December 28 – Nonfiction Books for Older Readers

December 29 – Best Audiobooks for Kids

December 30 – Middle Grade Novels

December 31 – Picture Books


About Elizabeth Bird

Elizabeth Bird is currently the Collection Development Manager of the Evanston Public Library system and a former Materials Specialist for New York Public Library. She has served on Newbery, written for Horn Book, and has done other lovely little things that she'd love to tell you about but that she's sure you'd find more interesting to hear of in person. Her opinions are her own and do not reflect those of EPL, SLJ, or any of the other acronyms you might be able to name. Follow her on Twitter: @fuseeight.
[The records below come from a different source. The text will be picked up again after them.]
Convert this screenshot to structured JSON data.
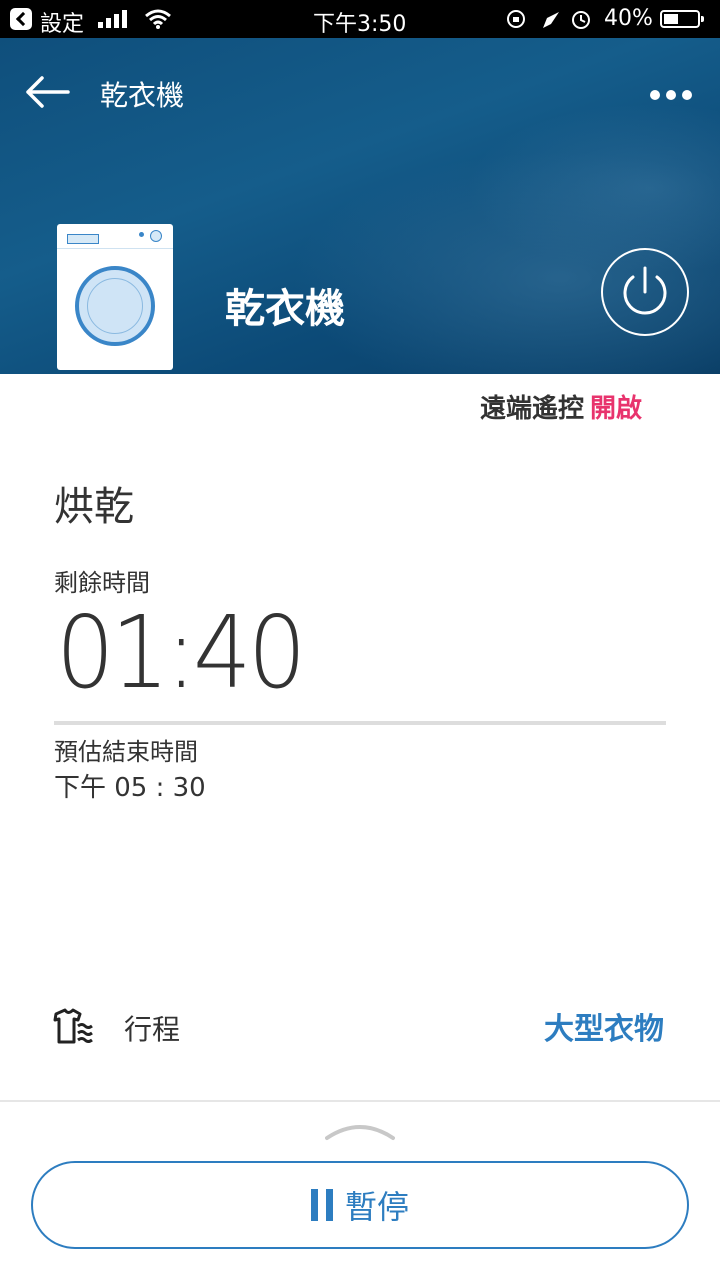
{
  "status_bar": {
    "carrier": "設定",
    "time": "下午3:50",
    "battery": "40%"
  },
  "header": {
    "title": "乾衣機",
    "device_name": "乾衣機"
  },
  "remote_control": {
    "label": "遠端遙控",
    "status": "開啟",
    "status_color": "#e8336d"
  },
  "cycle": {
    "mode": "烘乾",
    "remaining_label": "剩餘時間",
    "remaining_time": "01:40",
    "end_label": "預估結束時間",
    "end_time": "下午 05 : 30"
  },
  "program": {
    "label": "行程",
    "value": "大型衣物"
  },
  "actions": {
    "pause_label": "暫停"
  },
  "colors": {
    "accent": "#2d7dc0",
    "header_bg": "#0f4f7c"
  }
}
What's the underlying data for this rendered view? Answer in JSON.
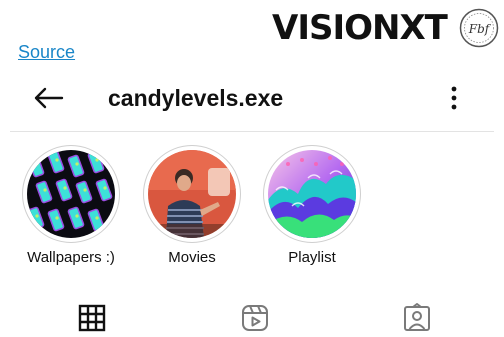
{
  "branding": {
    "logo_text": "VISIONXT",
    "seal_text": "Fbf"
  },
  "source_link": "Source",
  "header": {
    "back_icon": "arrow-left-icon",
    "username": "candylevels.exe",
    "menu_icon": "more-vertical-icon"
  },
  "highlights": [
    {
      "label": "Wallpapers :)"
    },
    {
      "label": "Movies"
    },
    {
      "label": "Playlist"
    }
  ],
  "tabs": [
    {
      "icon": "grid-icon",
      "selected": true
    },
    {
      "icon": "reels-icon",
      "selected": false
    },
    {
      "icon": "tagged-icon",
      "selected": false
    }
  ]
}
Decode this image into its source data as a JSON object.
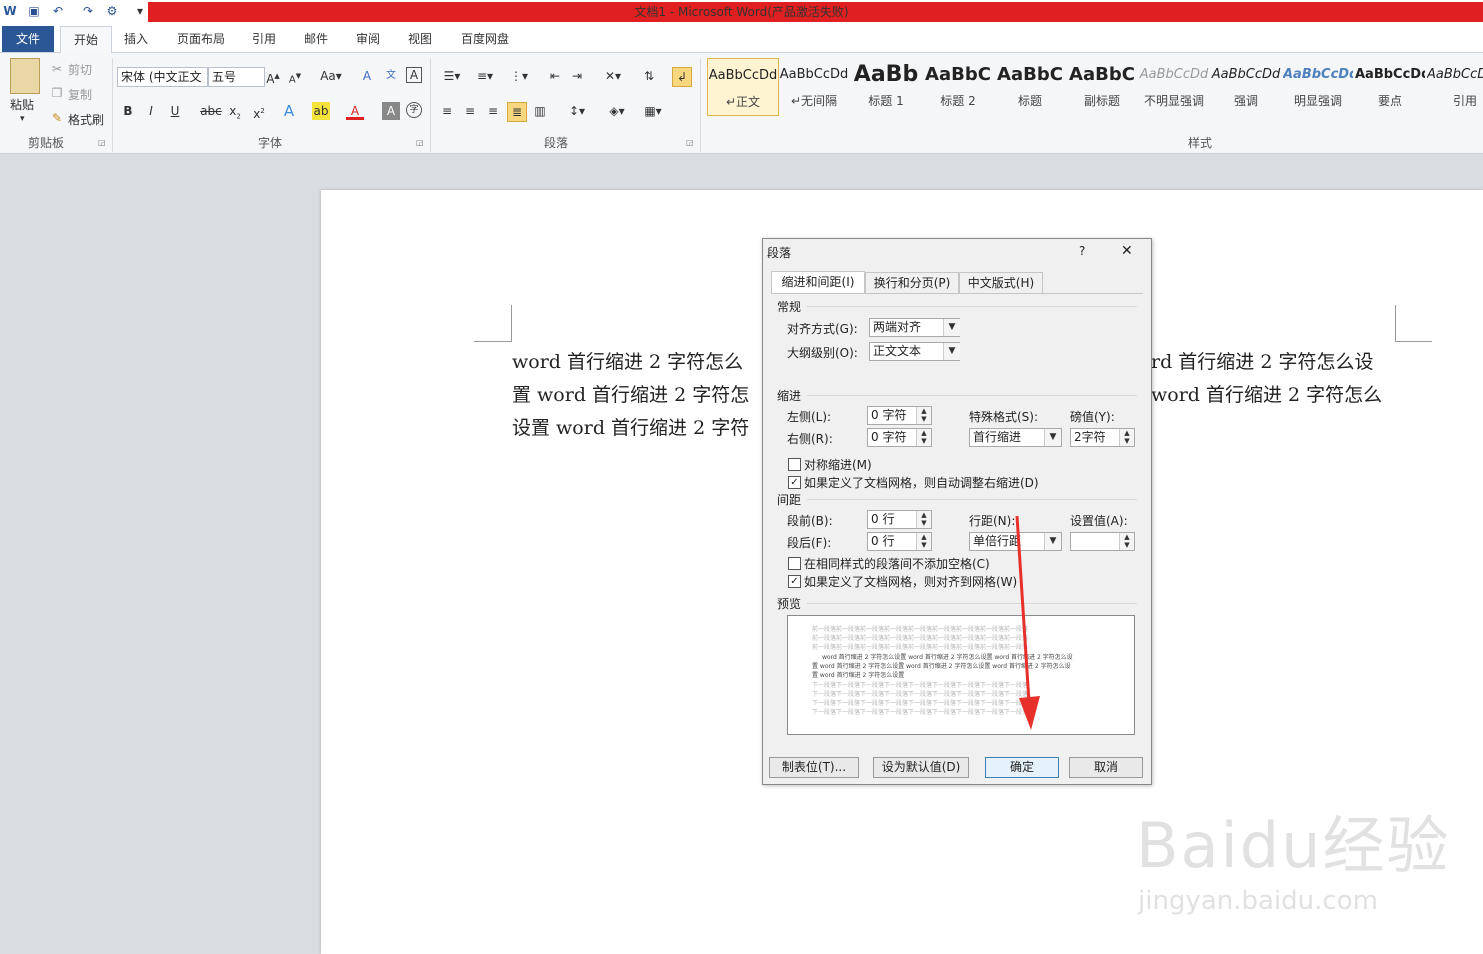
{
  "app": {
    "title": "文档1 - Microsoft Word(产品激活失败)"
  },
  "ribbon": {
    "tabs": [
      "文件",
      "开始",
      "插入",
      "页面布局",
      "引用",
      "邮件",
      "审阅",
      "视图",
      "百度网盘"
    ],
    "clipboard": {
      "paste": "粘贴",
      "cut": "剪切",
      "copy": "复制",
      "format_painter": "格式刷",
      "group": "剪贴板"
    },
    "font": {
      "name": "宋体 (中文正文",
      "size": "五号",
      "group": "字体"
    },
    "paragraph": {
      "group": "段落"
    },
    "styles": {
      "group": "样式",
      "items": [
        {
          "sample": "AaBbCcDd",
          "name": "↵正文"
        },
        {
          "sample": "AaBbCcDd",
          "name": "↵无间隔"
        },
        {
          "sample": "AaBb",
          "name": "标题 1"
        },
        {
          "sample": "AaBbC",
          "name": "标题 2"
        },
        {
          "sample": "AaBbC",
          "name": "标题"
        },
        {
          "sample": "AaBbC",
          "name": "副标题"
        },
        {
          "sample": "AaBbCcDd",
          "name": "不明显强调"
        },
        {
          "sample": "AaBbCcDd",
          "name": "强调"
        },
        {
          "sample": "AaBbCcDd",
          "name": "明显强调"
        },
        {
          "sample": "AaBbCcDd",
          "name": "要点"
        },
        {
          "sample": "AaBbCcDd",
          "name": "引用"
        }
      ]
    }
  },
  "document": {
    "lines_left": [
      "word 首行缩进 2 字符怎么",
      "置 word 首行缩进 2 字符怎",
      "设置 word 首行缩进 2 字符"
    ],
    "lines_right": [
      "rd 首行缩进 2 字符怎么设",
      "word 首行缩进 2 字符怎么",
      ""
    ]
  },
  "dialog": {
    "title": "段落",
    "help": "?",
    "close": "✕",
    "tabs": [
      "缩进和间距(I)",
      "换行和分页(P)",
      "中文版式(H)"
    ],
    "general": {
      "section": "常规",
      "alignment_label": "对齐方式(G):",
      "alignment_value": "两端对齐",
      "outline_label": "大纲级别(O):",
      "outline_value": "正文文本"
    },
    "indent": {
      "section": "缩进",
      "left_label": "左侧(L):",
      "left_value": "0 字符",
      "right_label": "右侧(R):",
      "right_value": "0 字符",
      "special_label": "特殊格式(S):",
      "special_value": "首行缩进",
      "by_label": "磅值(Y):",
      "by_value": "2字符",
      "mirror_label": "对称缩进(M)",
      "auto_adjust_label": "如果定义了文档网格，则自动调整右缩进(D)"
    },
    "spacing": {
      "section": "间距",
      "before_label": "段前(B):",
      "before_value": "0 行",
      "after_label": "段后(F):",
      "after_value": "0 行",
      "line_label": "行距(N):",
      "line_value": "单倍行距",
      "at_label": "设置值(A):",
      "at_value": "",
      "no_space_label": "在相同样式的段落间不添加空格(C)",
      "snap_grid_label": "如果定义了文档网格，则对齐到网格(W)"
    },
    "preview": {
      "section": "预览",
      "prev_text": "前一段落前一段落前一段落前一段落前一段落前一段落前一段落前一段落前一段落",
      "sample_lines": [
        "word 首行缩进 2 字符怎么设置 word 首行缩进 2 字符怎么设置 word 首行缩进 2 字符怎么设",
        "置 word 首行缩进 2 字符怎么设置 word 首行缩进 2 字符怎么设置 word 首行缩进 2 字符怎么设",
        "置 word 首行缩进 2 字符怎么设置"
      ],
      "next_text": "下一段落下一段落下一段落下一段落下一段落下一段落下一段落下一段落下一段落"
    },
    "buttons": {
      "tabs": "制表位(T)...",
      "set_default": "设为默认值(D)",
      "ok": "确定",
      "cancel": "取消"
    }
  },
  "watermark": {
    "main": "Baidu经验",
    "sub": "jingyan.baidu.com"
  },
  "colors": {
    "title_red": "#e02020",
    "file_tab": "#2b5797",
    "arrow": "#e8302a"
  }
}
  1. Hi Betsy, Katrina from Lantana here. We’re absolutely thrilled you included A Story About Afiya. Truly agree that it’s a shame it can’t be included in any ALA Awards! Thanks for the shout-out!

  2. Judy Weymouth says

    I’m sure many were disappointed that there is no list this year from the New York Times to showcase the Best Illustrated. In 2020, where so much has been eliminated, what remained has even more value, such as this annual 31 Days 31 Lists. Thank you for finding these to share with your readers. I’m not surprised that the original rules specified USA, USA, USA. However, we have grown to recognize and respect the contributions of citizens from other nationalities. To not be more inclusive, it seems to me, a mistake.